- [Task prompt]
From the first line to the last, copy the material word for word; pictures stay out.

Start of Information

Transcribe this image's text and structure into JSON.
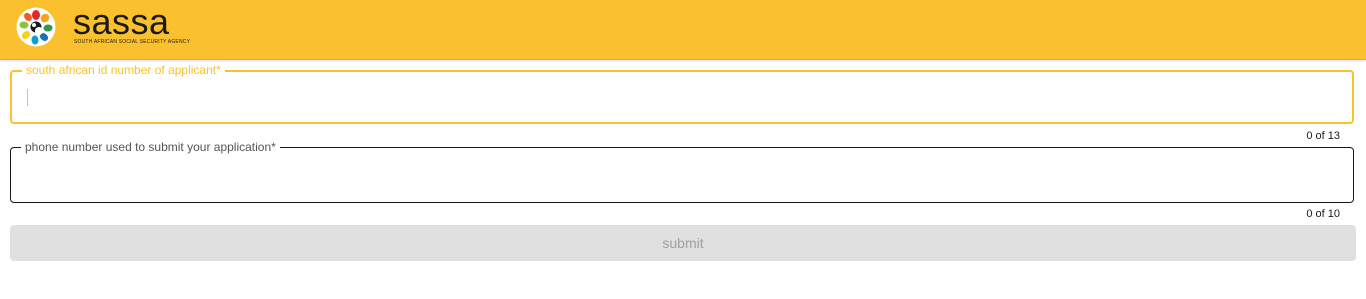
{
  "header": {
    "brand": "sassa",
    "brand_subtitle": "SOUTH AFRICAN SOCIAL SECURITY AGENCY",
    "background_color": "#fac02e",
    "logo_icon": "sassa-hands-emblem-icon"
  },
  "form": {
    "id_field": {
      "label": "south african id number of applicant*",
      "value": "",
      "counter": "0 of 13",
      "state": "focused"
    },
    "phone_field": {
      "label": "phone number used to submit your application*",
      "value": "",
      "counter": "0 of 10",
      "state": "normal"
    },
    "submit_label": "submit",
    "submit_state": "disabled"
  },
  "colors": {
    "accent": "#fac02e",
    "disabled_bg": "#e0e0e0",
    "disabled_text": "#a0a0a0"
  }
}
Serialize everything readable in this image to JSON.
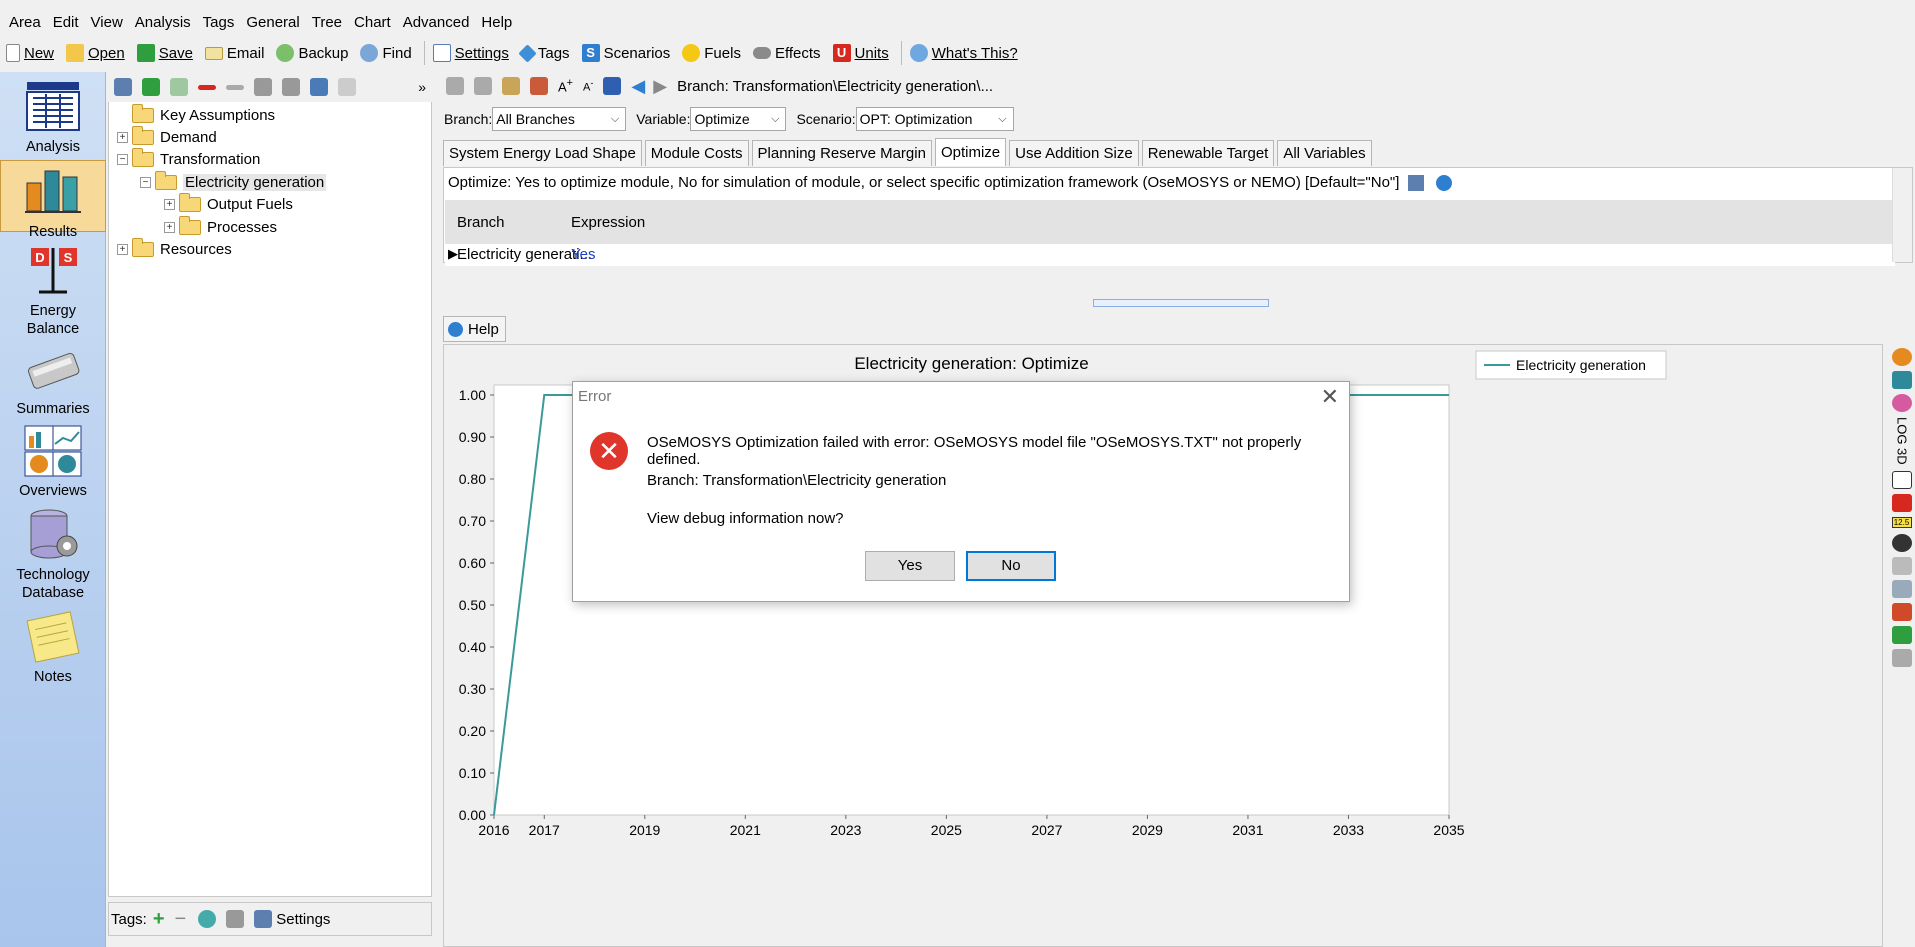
{
  "menu": [
    "Area",
    "Edit",
    "View",
    "Analysis",
    "Tags",
    "General",
    "Tree",
    "Chart",
    "Advanced",
    "Help"
  ],
  "toolbar": {
    "new": "New",
    "open": "Open",
    "save": "Save",
    "email": "Email",
    "backup": "Backup",
    "find": "Find",
    "settings": "Settings",
    "tags": "Tags",
    "scenarios": "Scenarios",
    "fuels": "Fuels",
    "effects": "Effects",
    "units": "Units",
    "whats_this": "What's This?"
  },
  "nav": {
    "analysis": "Analysis",
    "results": "Results",
    "energy_balance": [
      "Energy",
      "Balance"
    ],
    "summaries": "Summaries",
    "overviews": "Overviews",
    "technology_database": [
      "Technology",
      "Database"
    ],
    "notes": "Notes"
  },
  "tree": {
    "key_assumptions": "Key Assumptions",
    "demand": "Demand",
    "transformation": "Transformation",
    "electricity_generation": "Electricity generation",
    "output_fuels": "Output Fuels",
    "processes": "Processes",
    "resources": "Resources"
  },
  "tags_bar": {
    "label": "Tags:",
    "settings": "Settings"
  },
  "content": {
    "breadcrumb": "Branch: Transformation\\Electricity generation\\...",
    "branch_label": "Branch:",
    "branch_value": "All Branches",
    "variable_label": "Variable:",
    "variable_value": "Optimize",
    "scenario_label": "Scenario:",
    "scenario_value": "OPT: Optimization",
    "tabs": [
      "System Energy Load Shape",
      "Module Costs",
      "Planning Reserve Margin",
      "Optimize",
      "Use Addition Size",
      "Renewable Target",
      "All Variables"
    ],
    "description": "Optimize: Yes to optimize module, No for simulation of module, or select specific optimization framework (OseMOSYS or NEMO) [Default=\"No\"]",
    "grid": {
      "col_branch": "Branch",
      "col_expression": "Expression",
      "row_branch": "Electricity generati...",
      "row_expression": "Yes"
    },
    "help": "Help"
  },
  "chart_data": {
    "type": "line",
    "title": "Electricity generation: Optimize",
    "xlabel": "",
    "ylabel": "",
    "x": [
      2016,
      2017,
      2018,
      2019,
      2020,
      2021,
      2022,
      2023,
      2024,
      2025,
      2026,
      2027,
      2028,
      2029,
      2030,
      2031,
      2032,
      2033,
      2034,
      2035
    ],
    "series": [
      {
        "name": "Electricity generation",
        "values": [
          0,
          1,
          1,
          1,
          1,
          1,
          1,
          1,
          1,
          1,
          1,
          1,
          1,
          1,
          1,
          1,
          1,
          1,
          1,
          1
        ],
        "color": "#3a9a9a"
      }
    ],
    "xticks": [
      "2016",
      "2017",
      "2019",
      "2021",
      "2023",
      "2025",
      "2027",
      "2029",
      "2031",
      "2033",
      "2035"
    ],
    "yticks": [
      "0.00",
      "0.10",
      "0.20",
      "0.30",
      "0.40",
      "0.50",
      "0.60",
      "0.70",
      "0.80",
      "0.90",
      "1.00"
    ],
    "ylim": [
      0,
      1
    ],
    "xlim": [
      2016,
      2035
    ],
    "legend": "top-right",
    "grid": false
  },
  "chart_strip": {
    "log": "LOG",
    "threed": "3D",
    "badge": "12.5"
  },
  "dialog": {
    "title": "Error",
    "message": "OSeMOSYS Optimization failed with error: OSeMOSYS model file \"OSeMOSYS.TXT\" not properly defined.",
    "branch": "Branch: Transformation\\Electricity generation",
    "question": "View debug information now?",
    "yes": "Yes",
    "no": "No"
  }
}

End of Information

- [Response to the task]
Transcribe this image's text and structure into JSON.
{
  "header": {
    "brand": "sassa",
    "brand_subtitle": "SOUTH AFRICAN SOCIAL SECURITY AGENCY",
    "background_color": "#fac02e",
    "logo_icon": "sassa-hands-emblem-icon"
  },
  "form": {
    "id_field": {
      "label": "south african id number of applicant*",
      "value": "",
      "counter": "0 of 13",
      "state": "focused"
    },
    "phone_field": {
      "label": "phone number used to submit your application*",
      "value": "",
      "counter": "0 of 10",
      "state": "normal"
    },
    "submit_label": "submit",
    "submit_state": "disabled"
  },
  "colors": {
    "accent": "#fac02e",
    "disabled_bg": "#e0e0e0",
    "disabled_text": "#a0a0a0"
  }
}
Serialize everything readable in this image to JSON.
{
  "menu": [
    "Area",
    "Edit",
    "View",
    "Analysis",
    "Tags",
    "General",
    "Tree",
    "Chart",
    "Advanced",
    "Help"
  ],
  "toolbar": {
    "new": "New",
    "open": "Open",
    "save": "Save",
    "email": "Email",
    "backup": "Backup",
    "find": "Find",
    "settings": "Settings",
    "tags": "Tags",
    "scenarios": "Scenarios",
    "fuels": "Fuels",
    "effects": "Effects",
    "units": "Units",
    "whats_this": "What's This?"
  },
  "nav": {
    "analysis": "Analysis",
    "results": "Results",
    "energy_balance": [
      "Energy",
      "Balance"
    ],
    "summaries": "Summaries",
    "overviews": "Overviews",
    "technology_database": [
      "Technology",
      "Database"
    ],
    "notes": "Notes"
  },
  "tree": {
    "key_assumptions": "Key Assumptions",
    "demand": "Demand",
    "transformation": "Transformation",
    "electricity_generation": "Electricity generation",
    "output_fuels": "Output Fuels",
    "processes": "Processes",
    "resources": "Resources"
  },
  "tags_bar": {
    "label": "Tags:",
    "settings": "Settings"
  },
  "content": {
    "breadcrumb": "Branch: Transformation\\Electricity generation\\...",
    "branch_label": "Branch:",
    "branch_value": "All Branches",
    "variable_label": "Variable:",
    "variable_value": "Optimize",
    "scenario_label": "Scenario:",
    "scenario_value": "OPT: Optimization",
    "tabs": [
      "System Energy Load Shape",
      "Module Costs",
      "Planning Reserve Margin",
      "Optimize",
      "Use Addition Size",
      "Renewable Target",
      "All Variables"
    ],
    "description": "Optimize: Yes to optimize module, No for simulation of module, or select specific optimization framework (OseMOSYS or NEMO) [Default=\"No\"]",
    "grid": {
      "col_branch": "Branch",
      "col_expression": "Expression",
      "row_branch": "Electricity generati...",
      "row_expression": "Yes"
    },
    "help": "Help"
  },
  "chart_data": {
    "type": "line",
    "title": "Electricity generation: Optimize",
    "xlabel": "",
    "ylabel": "",
    "x": [
      2016,
      2017,
      2018,
      2019,
      2020,
      2021,
      2022,
      2023,
      2024,
      2025,
      2026,
      2027,
      2028,
      2029,
      2030,
      2031,
      2032,
      2033,
      2034,
      2035
    ],
    "series": [
      {
        "name": "Electricity generation",
        "values": [
          0,
          1,
          1,
          1,
          1,
          1,
          1,
          1,
          1,
          1,
          1,
          1,
          1,
          1,
          1,
          1,
          1,
          1,
          1,
          1
        ],
        "color": "#3a9a9a"
      }
    ],
    "xticks": [
      "2016",
      "2017",
      "2019",
      "2021",
      "2023",
      "2025",
      "2027",
      "2029",
      "2031",
      "2033",
      "2035"
    ],
    "yticks": [
      "0.00",
      "0.10",
      "0.20",
      "0.30",
      "0.40",
      "0.50",
      "0.60",
      "0.70",
      "0.80",
      "0.90",
      "1.00"
    ],
    "ylim": [
      0,
      1
    ],
    "xlim": [
      2016,
      2035
    ],
    "legend": "top-right",
    "grid": false
  },
  "chart_strip": {
    "log": "LOG",
    "threed": "3D",
    "badge": "12.5"
  },
  "dialog": {
    "title": "Error",
    "message": "OSeMOSYS Optimization failed with error: OSeMOSYS model file \"OSeMOSYS.TXT\" not properly defined.",
    "branch": "Branch: Transformation\\Electricity generation",
    "question": "View debug information now?",
    "yes": "Yes",
    "no": "No"
  }
}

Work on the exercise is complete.